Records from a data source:
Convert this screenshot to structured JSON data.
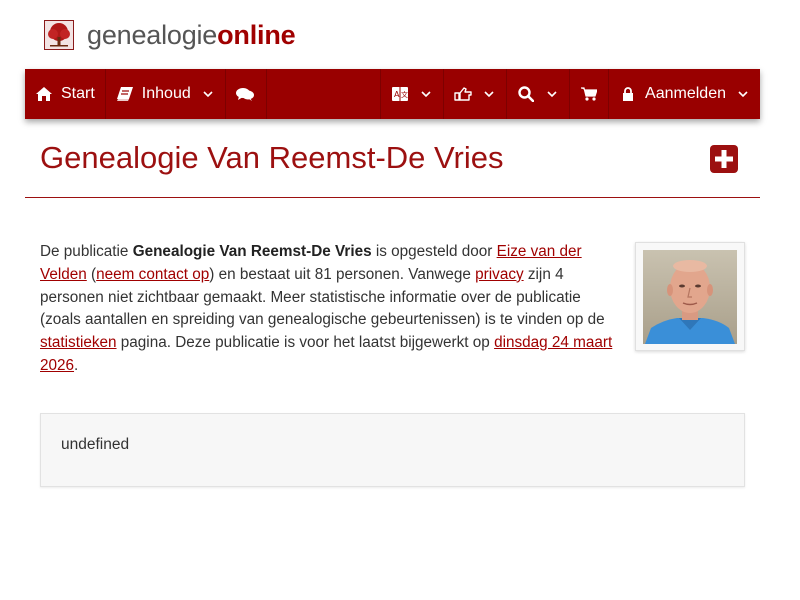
{
  "brand": {
    "name_light": "genealogie",
    "name_bold": "online",
    "logo_icon": "tree-icon"
  },
  "colors": {
    "primary": "#990000",
    "link": "#a00000",
    "title": "#9c1010"
  },
  "nav": {
    "start": {
      "icon": "home-icon",
      "label": "Start"
    },
    "inhoud": {
      "icon": "book-icon",
      "label": "Inhoud"
    },
    "chat": {
      "icon": "comments-icon"
    },
    "language": {
      "icon": "language-icon"
    },
    "share": {
      "icon": "hand-pointer-icon"
    },
    "search": {
      "icon": "search-icon"
    },
    "cart": {
      "icon": "cart-icon"
    },
    "login": {
      "icon": "lock-icon",
      "label": "Aanmelden"
    }
  },
  "page": {
    "title": "Genealogie Van Reemst-De Vries"
  },
  "description": {
    "p1": "De publicatie ",
    "pub_name": "Genealogie Van Reemst-De Vries",
    "p2": " is opgesteld door ",
    "author_link": "Eize van der Velden",
    "p3": " (",
    "contact_link": "neem contact op",
    "p4": ") en bestaat uit 81 personen. Vanwege ",
    "privacy_link": "privacy",
    "p5": " zijn 4 personen niet zichtbaar gemaakt. Meer statistische informatie over de publicatie (zoals aantallen en spreiding van genealogische gebeurtenissen) is te vinden op de ",
    "stats_link": "statistieken",
    "p6": " pagina. Deze publicatie is voor het laatst bijgewerkt op ",
    "date_link": "dinsdag 24 maart 2026",
    "p7": "."
  },
  "card": {
    "text": "undefined"
  }
}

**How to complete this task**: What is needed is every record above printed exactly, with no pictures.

**Response box**:
Convert this screenshot to structured JSON data.
{
  "brand": {
    "name_light": "genealogie",
    "name_bold": "online",
    "logo_icon": "tree-icon"
  },
  "colors": {
    "primary": "#990000",
    "link": "#a00000",
    "title": "#9c1010"
  },
  "nav": {
    "start": {
      "icon": "home-icon",
      "label": "Start"
    },
    "inhoud": {
      "icon": "book-icon",
      "label": "Inhoud"
    },
    "chat": {
      "icon": "comments-icon"
    },
    "language": {
      "icon": "language-icon"
    },
    "share": {
      "icon": "hand-pointer-icon"
    },
    "search": {
      "icon": "search-icon"
    },
    "cart": {
      "icon": "cart-icon"
    },
    "login": {
      "icon": "lock-icon",
      "label": "Aanmelden"
    }
  },
  "page": {
    "title": "Genealogie Van Reemst-De Vries"
  },
  "description": {
    "p1": "De publicatie ",
    "pub_name": "Genealogie Van Reemst-De Vries",
    "p2": " is opgesteld door ",
    "author_link": "Eize van der Velden",
    "p3": " (",
    "contact_link": "neem contact op",
    "p4": ") en bestaat uit 81 personen. Vanwege ",
    "privacy_link": "privacy",
    "p5": " zijn 4 personen niet zichtbaar gemaakt. Meer statistische informatie over de publicatie (zoals aantallen en spreiding van genealogische gebeurtenissen) is te vinden op de ",
    "stats_link": "statistieken",
    "p6": " pagina. Deze publicatie is voor het laatst bijgewerkt op ",
    "date_link": "dinsdag 24 maart 2026",
    "p7": "."
  },
  "card": {
    "text": "undefined"
  }
}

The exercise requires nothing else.